My research interests center on understanding developmental regulation and cell-to-cell communication in bacteria using Myxococcus xanthus as the model organism. 

M.xanthus belongs to class of microorganisms called myxobacteria. They are a diverse group of gram-negative rod shaped bacteria found ubiquitously in soil. They exhibit social behavior that depends on close cell-to-cell interaction. They are predatory, and have been described as traveling in “wolf-packs”, devouring prey bacteria, yeast, and other organic detritus, digesting them by secretion of lytic exoenzymes. When starved of nutrients,the bacteria aggregate into fruiting bodies, where rod-shaped cells undergo complex remodeling to become spherical dormant spores. Spores germinate when favorable conditions return. Starvation-induced development is a fascinating process, which is spatially and temporally regulated by a series of biochemical signals. 

In my research program, I integrate microbiological, molecular, biochemical, and next-gen sequencing approaches to solve fundamental questions in cell-signaling and gene regulation.
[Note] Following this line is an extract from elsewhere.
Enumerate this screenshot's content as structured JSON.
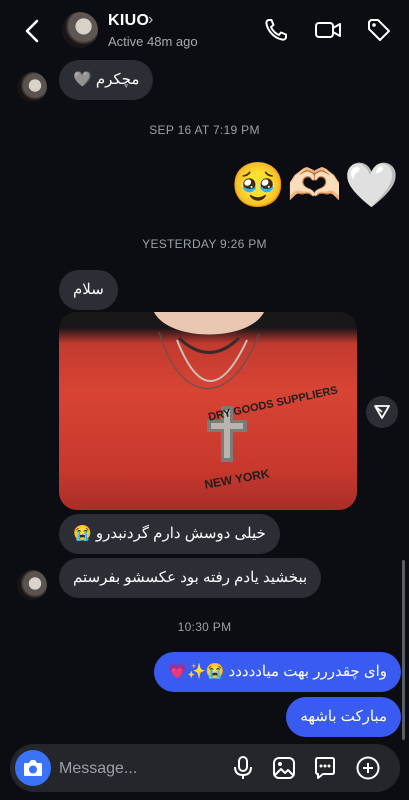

The M. xanthus genome codes for an abundance of proteins predicted to be involved in signal sensing and integration of transcriptional responses, and the bacterium is readily amenable to genetic manipulation. This makes it an excellent model system to study cell differentiation, and to investigate the mechanisms by which microbial communities sense and respond to environmental and cell-to-cell signals.